**Provided data:**
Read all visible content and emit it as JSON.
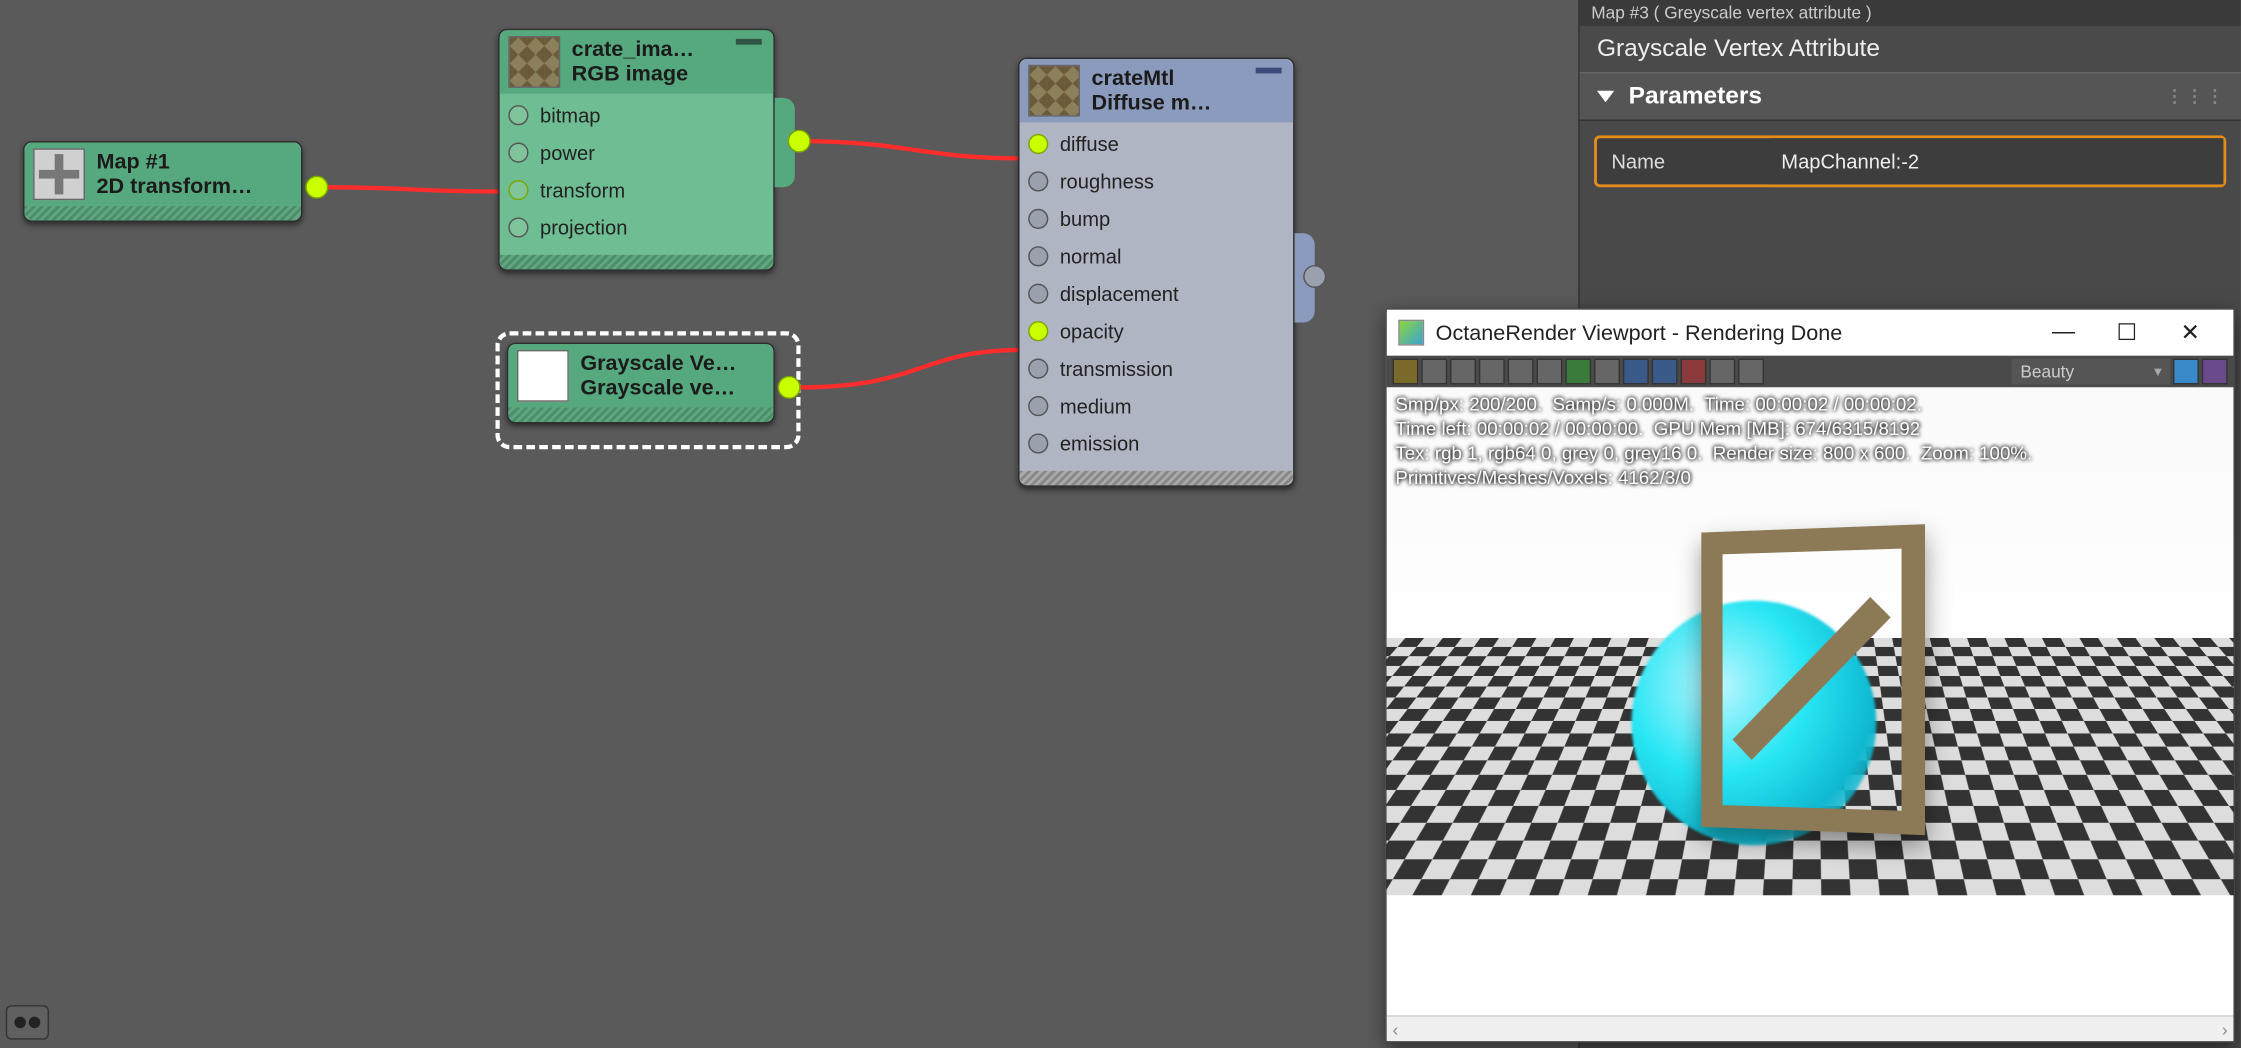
{
  "nodes": {
    "map1": {
      "title": "Map #1",
      "subtitle": "2D  transform…"
    },
    "crate_img": {
      "title": "crate_ima…",
      "subtitle": "RGB image",
      "slots": [
        "bitmap",
        "power",
        "transform",
        "projection"
      ]
    },
    "gva": {
      "title": "Grayscale  Ve…",
      "subtitle": "Grayscale  ve…"
    },
    "crate_mtl": {
      "title": "crateMtl",
      "subtitle": "Diffuse  m…",
      "slots": [
        "diffuse",
        "roughness",
        "bump",
        "normal",
        "displacement",
        "opacity",
        "transmission",
        "medium",
        "emission"
      ]
    }
  },
  "panel": {
    "crumb": "Map #3   ( Greyscale vertex attribute )",
    "title": "Grayscale Vertex Attribute",
    "section": "Parameters",
    "name_label": "Name",
    "name_value": "MapChannel:-2"
  },
  "viewport": {
    "title": "OctaneRender Viewport - Rendering Done",
    "combo": "Beauty",
    "stats": {
      "l1": "Smp/px: 200/200.  Samp/s: 0.000M.  Time: 00:00:02 / 00:00:02.",
      "l2": "Time left: 00:00:02 / 00:00:00.  GPU Mem [MB]: 674/6315/8192",
      "l3": "Tex: rgb 1, rgb64 0, grey 0, grey16 0.  Render size: 800 x 600.  Zoom: 100%.",
      "l4": "Primitives/Meshes/Voxels: 4162/3/0"
    }
  }
}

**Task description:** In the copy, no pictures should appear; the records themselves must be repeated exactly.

**Solution for this problem:**
Read all visible content and emit it as JSON.
{
  "nodes": {
    "map1": {
      "title": "Map #1",
      "subtitle": "2D  transform…"
    },
    "crate_img": {
      "title": "crate_ima…",
      "subtitle": "RGB image",
      "slots": [
        "bitmap",
        "power",
        "transform",
        "projection"
      ]
    },
    "gva": {
      "title": "Grayscale  Ve…",
      "subtitle": "Grayscale  ve…"
    },
    "crate_mtl": {
      "title": "crateMtl",
      "subtitle": "Diffuse  m…",
      "slots": [
        "diffuse",
        "roughness",
        "bump",
        "normal",
        "displacement",
        "opacity",
        "transmission",
        "medium",
        "emission"
      ]
    }
  },
  "panel": {
    "crumb": "Map #3   ( Greyscale vertex attribute )",
    "title": "Grayscale Vertex Attribute",
    "section": "Parameters",
    "name_label": "Name",
    "name_value": "MapChannel:-2"
  },
  "viewport": {
    "title": "OctaneRender Viewport - Rendering Done",
    "combo": "Beauty",
    "stats": {
      "l1": "Smp/px: 200/200.  Samp/s: 0.000M.  Time: 00:00:02 / 00:00:02.",
      "l2": "Time left: 00:00:02 / 00:00:00.  GPU Mem [MB]: 674/6315/8192",
      "l3": "Tex: rgb 1, rgb64 0, grey 0, grey16 0.  Render size: 800 x 600.  Zoom: 100%.",
      "l4": "Primitives/Meshes/Voxels: 4162/3/0"
    }
  }
}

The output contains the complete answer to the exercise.